Tag Archives: geometric quilt

Geometry Lesson II – 2nd Improvisational Quilt

Yes, I had to get started on my second improvisational quilt right away!  This idea hit me as soon as I quilted my last stitch on the first one, so I had to dive in.  I used the same fabrics as in Geometry Lesson I, but went “dark” and anchored the shapes in frames.  This is a mix of hand dyed, batik, and solid fabrics.

Geometry Lesson II Top

The other difference with this quilt is that there is not a focus fabric geometric shape that I began working from, but instead I just started taking random pieces of fabric and sewing them together at all different angles.  After I achieved a big enough square-like or rectangular shape I cut it into the geometric shape I thought would look good.

Here is a look at the individual blocks:

Circle II


Triangle IIDiamond II

Rectangle II

I managed to use up almost all of my hand dyed fabrics (used in the frames as well as random piecing), but still have some of the batik prints left for a future project.

The quilt top finished at 38″ x 48″;  two inches on each side larger than Geometry Lesson I.  I don’t know how that happened, LOL.  I didn’t plan the size of any of the blocks, just stopped when they looked “good”.

I think it’s going to take me a while to figure out how I want to quilt this one!  I’m really happy with how it turned out. 🙂

Engineer, mathematician, or free spirit – which path do you take when designing quilts?

I don’t know why I have these unexpected, sudden moments of clarity, but once again, I realized there was another way to make my “accidental” quilt block.  I’m going to need to find another name for it eventually!

While playing with ideas for another round of borders on my Laurel Burch quilt, I had cut some small squares and made some half square triangles.  As they were laying on my cutting table suddenly I saw it; another way to make that block!

From looking at this:


To laying out this:


Now I had “discovered” three different ways to make this block:


So this got me thinking.  If I was better at geometry, or knew a little something about engineering, would I have been more prone to have figured this out sooner rather than by accident as I was experimenting?  That said, if I was just a more experienced quilter would I have known this as well, LOL.

There was actually a time in my life where I would have been mad at myself about this.  My internal dialogue would have been “How dumb of me to think I discovered a way to make a unique block” (when I was playing with the sub-cutting of a nine patch).  I would have felt foolish.  But for some reason, maybe because I’m more “mature”, I just felt like this was a new lesson learned and still enjoyed the process of experimenting without trying to adhere to specific standards.  However, for me, this third technique is really easier than trying to design a color layout for the nine patch that will give me the right result after cutting it up then sewing the pieces together.

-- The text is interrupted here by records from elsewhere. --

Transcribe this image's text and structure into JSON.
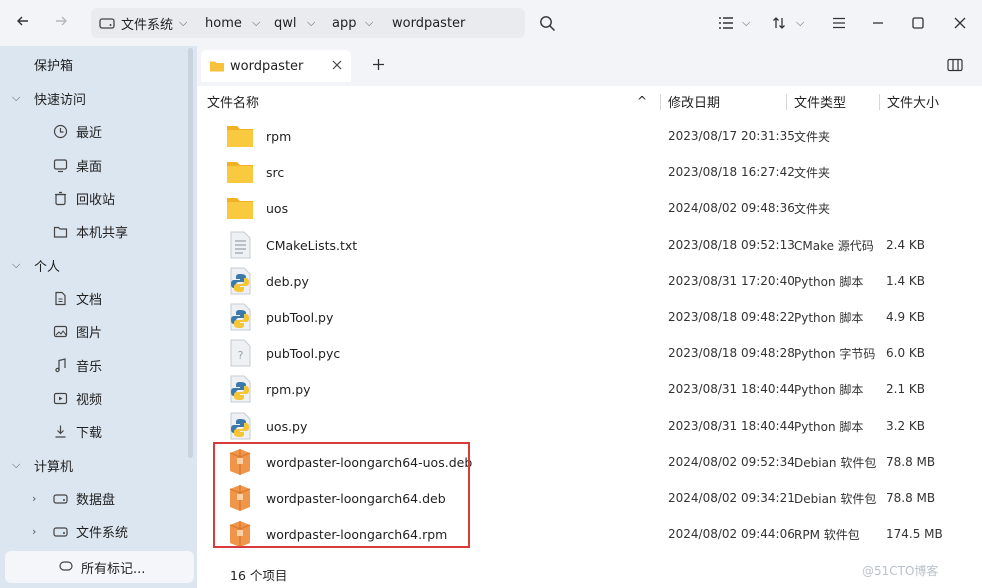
{
  "toolbar": {
    "back_icon": "arrow-left-icon",
    "forward_icon": "arrow-right-icon",
    "breadcrumbs": [
      "文件系统",
      "home",
      "qwl",
      "app",
      "wordpaster"
    ],
    "search_icon": "search-icon",
    "view_icon": "list-view-icon",
    "sort_icon": "sort-icon",
    "menu_icon": "hamburger-menu-icon",
    "window_controls": [
      "minimize-icon",
      "maximize-icon",
      "close-icon"
    ]
  },
  "sidebar": {
    "items": [
      {
        "label": "保护箱",
        "icon": "",
        "level": 0
      },
      {
        "label": "快速访问",
        "icon": "chevron-down-icon",
        "level": 0
      },
      {
        "label": "最近",
        "icon": "clock-icon",
        "level": 1
      },
      {
        "label": "桌面",
        "icon": "desktop-icon",
        "level": 1
      },
      {
        "label": "回收站",
        "icon": "trash-icon",
        "level": 1
      },
      {
        "label": "本机共享",
        "icon": "share-folder-icon",
        "level": 1
      },
      {
        "label": "个人",
        "icon": "chevron-down-icon",
        "level": 0
      },
      {
        "label": "文档",
        "icon": "document-icon",
        "level": 1
      },
      {
        "label": "图片",
        "icon": "image-icon",
        "level": 1
      },
      {
        "label": "音乐",
        "icon": "music-icon",
        "level": 1
      },
      {
        "label": "视频",
        "icon": "video-icon",
        "level": 1
      },
      {
        "label": "下载",
        "icon": "download-icon",
        "level": 1
      },
      {
        "label": "计算机",
        "icon": "chevron-down-icon",
        "level": 0
      },
      {
        "label": "数据盘",
        "icon": "disk-icon",
        "level": 1
      },
      {
        "label": "文件系统",
        "icon": "disk-icon",
        "level": 1
      }
    ],
    "bottom_label": "所有标记..."
  },
  "tab": {
    "label": "wordpaster",
    "add_icon": "plus-icon"
  },
  "columns": [
    "文件名称",
    "修改日期",
    "文件类型",
    "文件大小"
  ],
  "files": [
    {
      "name": "rpm",
      "date": "2023/08/17 20:31:35",
      "type": "文件夹",
      "size": "",
      "icon": "folder"
    },
    {
      "name": "src",
      "date": "2023/08/18 16:27:42",
      "type": "文件夹",
      "size": "",
      "icon": "folder"
    },
    {
      "name": "uos",
      "date": "2024/08/02 09:48:36",
      "type": "文件夹",
      "size": "",
      "icon": "folder"
    },
    {
      "name": "CMakeLists.txt",
      "date": "2023/08/18 09:52:13",
      "type": "CMake 源代码",
      "size": "2.4 KB",
      "icon": "text"
    },
    {
      "name": "deb.py",
      "date": "2023/08/31 17:20:40",
      "type": "Python 脚本",
      "size": "1.4 KB",
      "icon": "python"
    },
    {
      "name": "pubTool.py",
      "date": "2023/08/18 09:48:22",
      "type": "Python 脚本",
      "size": "4.9 KB",
      "icon": "python"
    },
    {
      "name": "pubTool.pyc",
      "date": "2023/08/18 09:48:28",
      "type": "Python 字节码",
      "size": "6.0 KB",
      "icon": "unknown"
    },
    {
      "name": "rpm.py",
      "date": "2023/08/31 18:40:44",
      "type": "Python 脚本",
      "size": "2.1 KB",
      "icon": "python"
    },
    {
      "name": "uos.py",
      "date": "2023/08/31 18:40:44",
      "type": "Python 脚本",
      "size": "3.2 KB",
      "icon": "python"
    },
    {
      "name": "wordpaster-loongarch64-uos.deb",
      "date": "2024/08/02 09:52:34",
      "type": "Debian 软件包",
      "size": "78.8 MB",
      "icon": "package"
    },
    {
      "name": "wordpaster-loongarch64.deb",
      "date": "2024/08/02 09:34:21",
      "type": "Debian 软件包",
      "size": "78.8 MB",
      "icon": "package"
    },
    {
      "name": "wordpaster-loongarch64.rpm",
      "date": "2024/08/02 09:44:06",
      "type": "RPM 软件包",
      "size": "174.5 MB",
      "icon": "package"
    }
  ],
  "status": {
    "count_label": "16 个项目"
  },
  "watermark": "@51CTO博客",
  "colors": {
    "sidebar_bg": "#dce6f0",
    "highlight": "#d93b3b",
    "folder": "#f7c23a",
    "package": "#f0964a"
  }
}
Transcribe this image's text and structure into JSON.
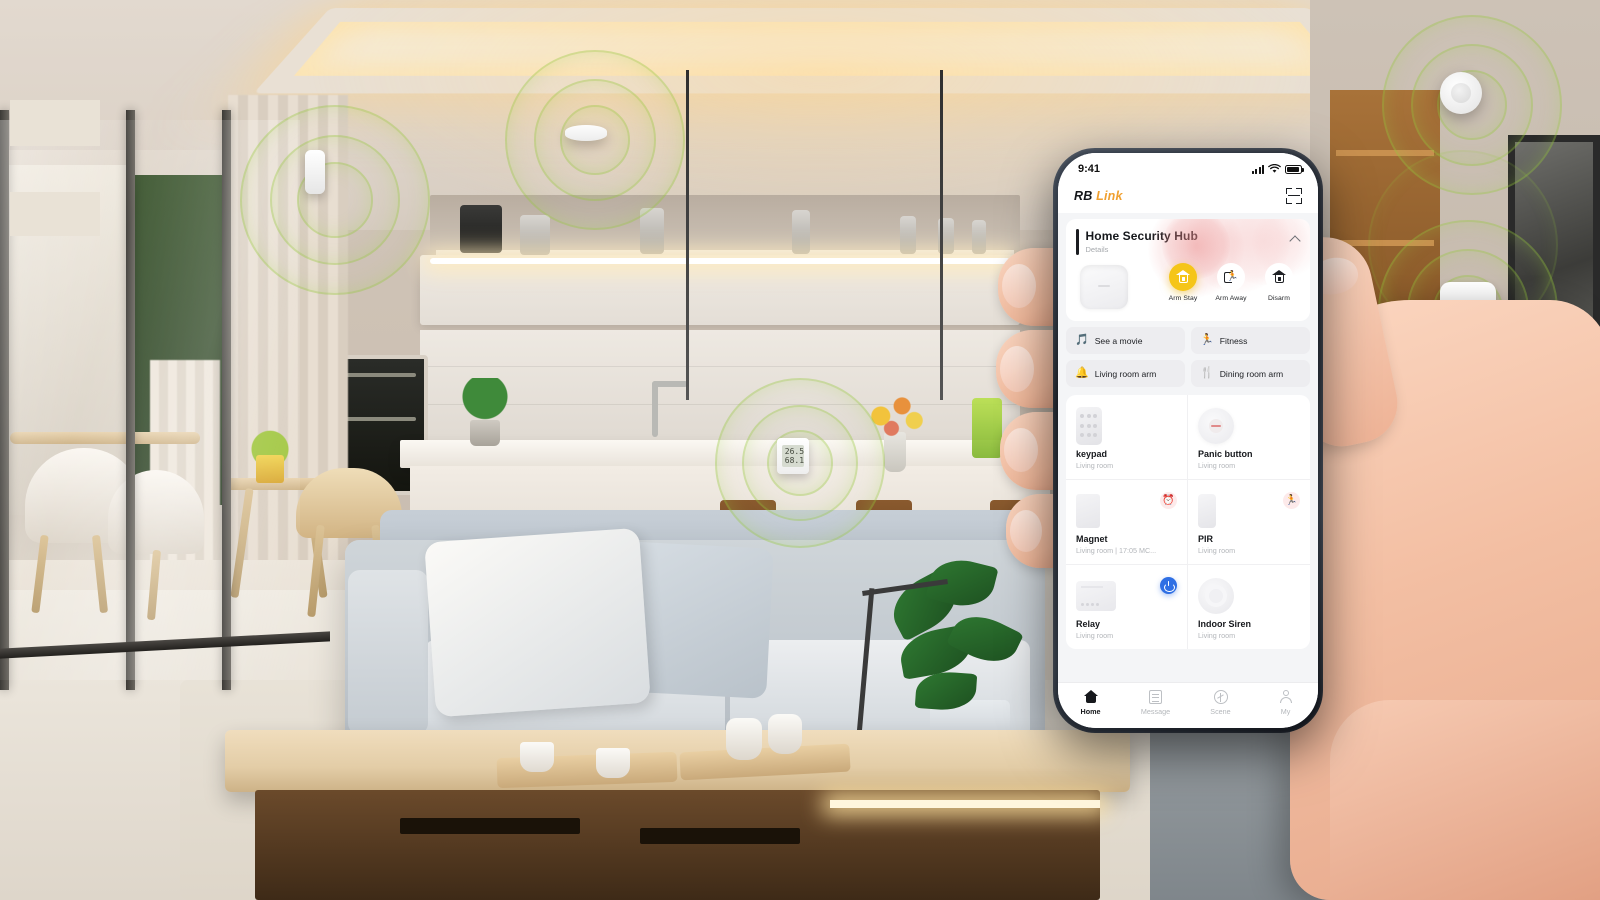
{
  "scene": {
    "description": "Modern living room with smart home sensors",
    "sensors": [
      {
        "name": "door-window-sensor",
        "location": "left wall"
      },
      {
        "name": "smoke-detector",
        "location": "ceiling"
      },
      {
        "name": "temperature-humidity-sensor",
        "location": "kitchen counter",
        "display": "26.5\n68.1"
      },
      {
        "name": "motion-sensor",
        "location": "right wall upper"
      },
      {
        "name": "wall-panel-sensor",
        "location": "right wall lower"
      }
    ],
    "accent_ring_color": "#96c83c"
  },
  "phone": {
    "status_bar": {
      "time": "9:41",
      "signal_icon": "cellular-signal-icon",
      "wifi_icon": "wifi-icon",
      "battery_icon": "battery-full-icon"
    },
    "header": {
      "brand_prefix": "RB",
      "brand_suffix": " Link",
      "scan_icon": "scan-qr-icon"
    },
    "hub": {
      "title": "Home Security Hub",
      "subtitle": "Details",
      "collapse_icon": "chevron-up-icon",
      "device_icon": "hub-device-icon",
      "modes": [
        {
          "label": "Arm Stay",
          "icon": "house-shield-icon",
          "active": true
        },
        {
          "label": "Arm Away",
          "icon": "running-person-icon",
          "active": false
        },
        {
          "label": "Disarm",
          "icon": "house-unlock-icon",
          "active": false
        }
      ],
      "active_color": "#f5c518"
    },
    "scenes": [
      {
        "label": "See a movie",
        "emoji": "🎵",
        "icon": "music-note-icon"
      },
      {
        "label": "Fitness",
        "emoji": "🏃",
        "icon": "fitness-icon"
      },
      {
        "label": "Living room arm",
        "emoji": "🔔",
        "icon": "bell-icon"
      },
      {
        "label": "Dining room arm",
        "emoji": "🍴",
        "icon": "cutlery-icon"
      }
    ],
    "devices": [
      {
        "name": "keypad",
        "location": "Living room",
        "art": "keypad",
        "badge": null
      },
      {
        "name": "Panic button",
        "location": "Living room",
        "art": "panic",
        "badge": null
      },
      {
        "name": "Magnet",
        "location": "Living room | 17:05 MC...",
        "art": "magnet",
        "badge": "alarm",
        "badge_icon": "alarm-bell-icon",
        "badge_emoji": "⏰"
      },
      {
        "name": "PIR",
        "location": "Living room",
        "art": "pir",
        "badge": "motion",
        "badge_icon": "motion-running-icon",
        "badge_emoji": "🏃"
      },
      {
        "name": "Relay",
        "location": "Living room",
        "art": "relay",
        "badge": "power",
        "badge_icon": "power-toggle-icon"
      },
      {
        "name": "Indoor Siren",
        "location": "Living room",
        "art": "siren",
        "badge": null
      }
    ],
    "tabs": [
      {
        "label": "Home",
        "icon": "home-icon",
        "active": true
      },
      {
        "label": "Message",
        "icon": "message-icon",
        "active": false
      },
      {
        "label": "Scene",
        "icon": "scene-icon",
        "active": false
      },
      {
        "label": "My",
        "icon": "profile-icon",
        "active": false
      }
    ]
  }
}
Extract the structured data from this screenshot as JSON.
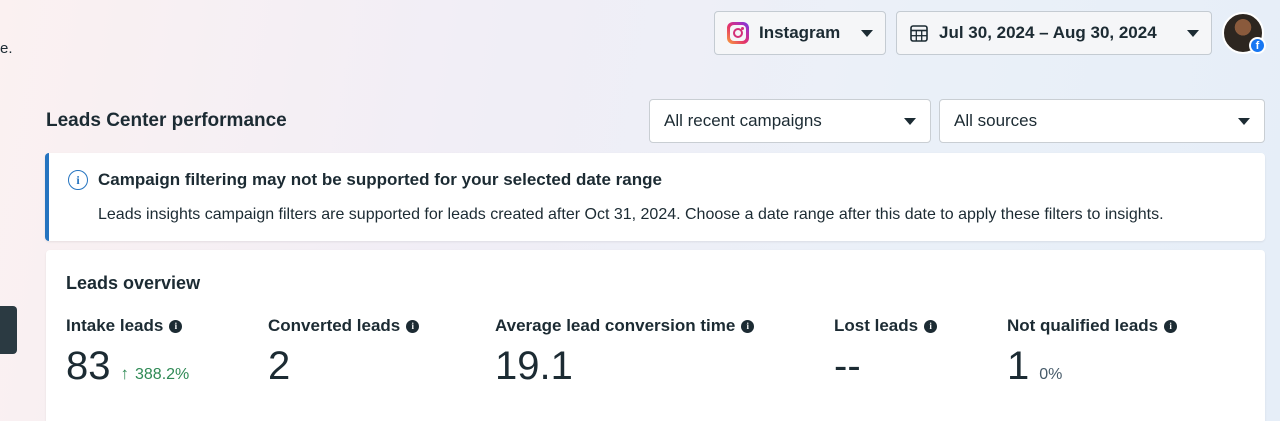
{
  "fragment_text": "e.",
  "header": {
    "platform_label": "Instagram",
    "date_range": "Jul 30, 2024 – Aug 30, 2024"
  },
  "section": {
    "title": "Leads Center performance",
    "campaign_filter": "All recent campaigns",
    "source_filter": "All sources"
  },
  "banner": {
    "title": "Campaign filtering may not be supported for your selected date range",
    "text": "Leads insights campaign filters are supported for leads created after Oct 31, 2024. Choose a date range after this date to apply these filters to insights."
  },
  "overview": {
    "title": "Leads overview",
    "metrics": [
      {
        "label": "Intake leads",
        "value": "83",
        "delta": "388.2%"
      },
      {
        "label": "Converted leads",
        "value": "2"
      },
      {
        "label": "Average lead conversion time",
        "value": "19.1"
      },
      {
        "label": "Lost leads",
        "value": "--"
      },
      {
        "label": "Not qualified leads",
        "value": "1",
        "pct": "0%"
      }
    ]
  },
  "colors": {
    "accent_blue": "#2574c0",
    "positive_green": "#2f8a55",
    "text": "#1c2b33"
  },
  "icons": [
    "instagram-icon",
    "calendar-icon",
    "chevron-down-icon",
    "info-icon",
    "arrow-up-icon",
    "facebook-icon"
  ]
}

I also like these different quilt layouts that you can achieve with this type of block:

In this one the red and green cross really stands out to me.

Sample Quilt2

I like the zig zag pattern (of the burgundy red and green) of this example and the fact that the center square is smaller in each block due to the additional seam when sewing two halves of different cut blocks together (see this post):

Example Quilt2 Red

The third one has the same layout as the first, but because of the colors used the purple points around a blue center square (almost like a flower) stands out to me:

AGB Quilt Example 3

So my quilting education continues!  Whether I try to think like an engineer, mathematician, or blindly go my own way, I’ll just enjoy the process!

FOOTNOTE:  No sooner had I pushed the button to publish this post I realized there is a fourth way to make this block (maybe you have too)!  Rather than add it here, I’m going to make a quilt using that technique then publish a tutorial.  Stay tuned…